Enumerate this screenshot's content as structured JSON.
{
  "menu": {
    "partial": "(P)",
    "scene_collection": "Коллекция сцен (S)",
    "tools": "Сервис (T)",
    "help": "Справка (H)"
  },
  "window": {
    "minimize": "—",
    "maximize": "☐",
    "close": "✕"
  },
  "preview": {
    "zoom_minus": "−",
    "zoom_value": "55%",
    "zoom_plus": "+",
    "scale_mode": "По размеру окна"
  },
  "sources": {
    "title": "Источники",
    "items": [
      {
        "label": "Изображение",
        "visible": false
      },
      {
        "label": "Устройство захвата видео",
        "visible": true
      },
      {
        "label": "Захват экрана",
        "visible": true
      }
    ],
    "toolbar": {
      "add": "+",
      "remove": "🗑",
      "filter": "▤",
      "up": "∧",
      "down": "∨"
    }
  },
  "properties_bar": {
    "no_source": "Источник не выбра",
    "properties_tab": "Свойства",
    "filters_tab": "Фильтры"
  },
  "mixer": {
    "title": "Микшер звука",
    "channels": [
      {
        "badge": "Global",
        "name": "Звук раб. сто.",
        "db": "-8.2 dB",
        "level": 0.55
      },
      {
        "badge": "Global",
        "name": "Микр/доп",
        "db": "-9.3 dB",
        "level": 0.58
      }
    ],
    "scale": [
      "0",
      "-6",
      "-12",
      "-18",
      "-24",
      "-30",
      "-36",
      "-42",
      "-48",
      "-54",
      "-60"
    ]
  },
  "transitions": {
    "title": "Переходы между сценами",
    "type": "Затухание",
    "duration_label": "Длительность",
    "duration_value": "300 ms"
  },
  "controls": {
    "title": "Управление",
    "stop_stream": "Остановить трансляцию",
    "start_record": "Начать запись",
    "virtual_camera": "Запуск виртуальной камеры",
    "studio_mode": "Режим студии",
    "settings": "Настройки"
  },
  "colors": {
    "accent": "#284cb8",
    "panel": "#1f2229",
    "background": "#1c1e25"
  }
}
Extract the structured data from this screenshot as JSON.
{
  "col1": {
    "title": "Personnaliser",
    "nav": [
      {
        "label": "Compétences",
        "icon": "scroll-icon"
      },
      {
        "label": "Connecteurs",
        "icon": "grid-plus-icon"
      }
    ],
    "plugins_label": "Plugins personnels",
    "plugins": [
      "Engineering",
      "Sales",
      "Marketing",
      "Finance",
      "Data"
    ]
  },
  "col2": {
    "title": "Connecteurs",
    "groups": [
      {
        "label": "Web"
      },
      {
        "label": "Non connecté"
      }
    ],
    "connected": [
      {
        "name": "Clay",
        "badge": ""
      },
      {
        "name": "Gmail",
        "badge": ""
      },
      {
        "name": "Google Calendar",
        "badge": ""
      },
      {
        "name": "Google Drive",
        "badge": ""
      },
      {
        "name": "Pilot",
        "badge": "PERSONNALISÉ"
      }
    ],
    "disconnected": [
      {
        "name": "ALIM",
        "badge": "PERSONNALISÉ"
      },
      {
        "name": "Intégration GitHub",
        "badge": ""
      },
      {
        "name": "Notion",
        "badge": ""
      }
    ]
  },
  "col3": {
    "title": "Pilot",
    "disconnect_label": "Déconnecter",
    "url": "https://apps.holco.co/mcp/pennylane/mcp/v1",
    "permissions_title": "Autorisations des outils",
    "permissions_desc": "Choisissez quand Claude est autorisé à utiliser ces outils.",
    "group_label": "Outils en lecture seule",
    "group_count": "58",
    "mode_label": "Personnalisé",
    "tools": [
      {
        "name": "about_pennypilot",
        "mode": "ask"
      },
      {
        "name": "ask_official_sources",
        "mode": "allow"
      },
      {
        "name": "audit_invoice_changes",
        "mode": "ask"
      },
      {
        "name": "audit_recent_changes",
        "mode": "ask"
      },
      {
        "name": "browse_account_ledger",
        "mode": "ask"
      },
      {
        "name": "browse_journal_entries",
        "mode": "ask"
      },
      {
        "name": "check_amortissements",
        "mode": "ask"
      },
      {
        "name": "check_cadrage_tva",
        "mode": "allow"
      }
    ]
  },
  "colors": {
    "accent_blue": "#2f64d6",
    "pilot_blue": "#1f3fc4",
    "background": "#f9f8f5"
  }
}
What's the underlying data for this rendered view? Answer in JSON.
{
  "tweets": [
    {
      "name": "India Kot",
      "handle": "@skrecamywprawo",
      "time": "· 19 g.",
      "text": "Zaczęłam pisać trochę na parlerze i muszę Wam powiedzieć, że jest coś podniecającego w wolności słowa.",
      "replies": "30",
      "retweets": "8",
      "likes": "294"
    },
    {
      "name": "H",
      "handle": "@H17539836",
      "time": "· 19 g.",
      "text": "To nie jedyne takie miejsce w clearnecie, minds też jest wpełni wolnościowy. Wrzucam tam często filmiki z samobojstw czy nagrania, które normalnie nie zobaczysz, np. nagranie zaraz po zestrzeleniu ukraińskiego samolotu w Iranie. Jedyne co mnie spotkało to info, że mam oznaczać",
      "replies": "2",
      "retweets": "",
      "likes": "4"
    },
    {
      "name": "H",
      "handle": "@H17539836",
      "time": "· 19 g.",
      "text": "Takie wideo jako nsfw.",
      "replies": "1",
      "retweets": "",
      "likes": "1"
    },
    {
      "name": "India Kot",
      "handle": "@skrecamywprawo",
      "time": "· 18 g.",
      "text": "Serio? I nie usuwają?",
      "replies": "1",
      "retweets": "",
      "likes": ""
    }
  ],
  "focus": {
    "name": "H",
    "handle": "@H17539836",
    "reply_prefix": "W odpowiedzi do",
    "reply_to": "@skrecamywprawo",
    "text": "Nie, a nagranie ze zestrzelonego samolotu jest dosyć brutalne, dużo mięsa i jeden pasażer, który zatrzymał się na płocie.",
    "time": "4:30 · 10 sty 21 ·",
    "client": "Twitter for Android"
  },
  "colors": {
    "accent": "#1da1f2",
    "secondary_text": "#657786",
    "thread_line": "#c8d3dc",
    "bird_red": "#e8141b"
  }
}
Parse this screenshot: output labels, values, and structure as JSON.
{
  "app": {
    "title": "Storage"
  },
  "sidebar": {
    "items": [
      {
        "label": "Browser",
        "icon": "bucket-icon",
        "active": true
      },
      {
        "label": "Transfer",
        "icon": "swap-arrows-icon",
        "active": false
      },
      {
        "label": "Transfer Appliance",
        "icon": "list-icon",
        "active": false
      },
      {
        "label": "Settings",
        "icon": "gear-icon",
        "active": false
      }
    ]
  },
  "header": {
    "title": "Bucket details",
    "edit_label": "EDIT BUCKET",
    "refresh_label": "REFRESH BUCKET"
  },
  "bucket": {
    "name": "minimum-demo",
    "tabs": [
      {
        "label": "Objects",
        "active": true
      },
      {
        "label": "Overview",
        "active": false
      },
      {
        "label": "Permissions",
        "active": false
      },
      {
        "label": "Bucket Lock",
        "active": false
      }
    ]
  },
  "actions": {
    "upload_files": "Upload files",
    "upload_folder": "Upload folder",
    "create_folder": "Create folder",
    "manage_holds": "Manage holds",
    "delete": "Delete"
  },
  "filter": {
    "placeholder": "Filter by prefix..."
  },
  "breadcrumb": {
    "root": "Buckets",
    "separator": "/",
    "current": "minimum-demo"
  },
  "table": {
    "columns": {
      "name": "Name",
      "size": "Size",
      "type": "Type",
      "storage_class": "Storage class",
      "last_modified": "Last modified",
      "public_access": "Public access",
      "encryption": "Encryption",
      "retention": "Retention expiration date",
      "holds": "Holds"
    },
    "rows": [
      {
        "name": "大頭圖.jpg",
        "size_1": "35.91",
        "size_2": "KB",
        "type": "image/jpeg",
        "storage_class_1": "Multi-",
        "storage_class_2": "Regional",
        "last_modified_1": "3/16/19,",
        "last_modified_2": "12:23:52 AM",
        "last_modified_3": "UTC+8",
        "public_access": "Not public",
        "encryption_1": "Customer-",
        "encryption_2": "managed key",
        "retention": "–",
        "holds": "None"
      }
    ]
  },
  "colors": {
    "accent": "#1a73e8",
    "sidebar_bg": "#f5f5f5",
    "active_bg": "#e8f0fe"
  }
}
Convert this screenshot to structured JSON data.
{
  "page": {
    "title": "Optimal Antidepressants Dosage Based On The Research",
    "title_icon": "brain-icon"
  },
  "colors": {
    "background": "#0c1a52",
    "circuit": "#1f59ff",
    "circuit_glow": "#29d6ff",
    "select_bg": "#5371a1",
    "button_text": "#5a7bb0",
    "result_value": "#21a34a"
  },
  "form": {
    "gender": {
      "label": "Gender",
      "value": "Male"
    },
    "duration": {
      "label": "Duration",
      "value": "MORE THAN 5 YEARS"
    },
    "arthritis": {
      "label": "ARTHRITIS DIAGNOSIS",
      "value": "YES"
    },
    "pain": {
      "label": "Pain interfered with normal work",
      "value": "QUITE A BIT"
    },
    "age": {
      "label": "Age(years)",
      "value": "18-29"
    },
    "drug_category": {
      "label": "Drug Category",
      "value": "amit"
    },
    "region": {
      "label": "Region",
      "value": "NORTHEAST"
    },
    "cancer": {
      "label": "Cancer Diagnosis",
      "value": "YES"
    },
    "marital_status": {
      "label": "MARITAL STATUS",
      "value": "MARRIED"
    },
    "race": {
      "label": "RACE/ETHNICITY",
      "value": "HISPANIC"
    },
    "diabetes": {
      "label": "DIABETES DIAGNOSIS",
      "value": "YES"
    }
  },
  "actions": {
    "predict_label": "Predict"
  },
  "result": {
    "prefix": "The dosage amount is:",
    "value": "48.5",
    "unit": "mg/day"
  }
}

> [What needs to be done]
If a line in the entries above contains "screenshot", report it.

> [Task response]
Enumerate this screenshot's content as structured JSON.
Extract the structured data from this screenshot as JSON.
Parse this screenshot: output labels, values, and structure as JSON.
Convert this screenshot to structured JSON data.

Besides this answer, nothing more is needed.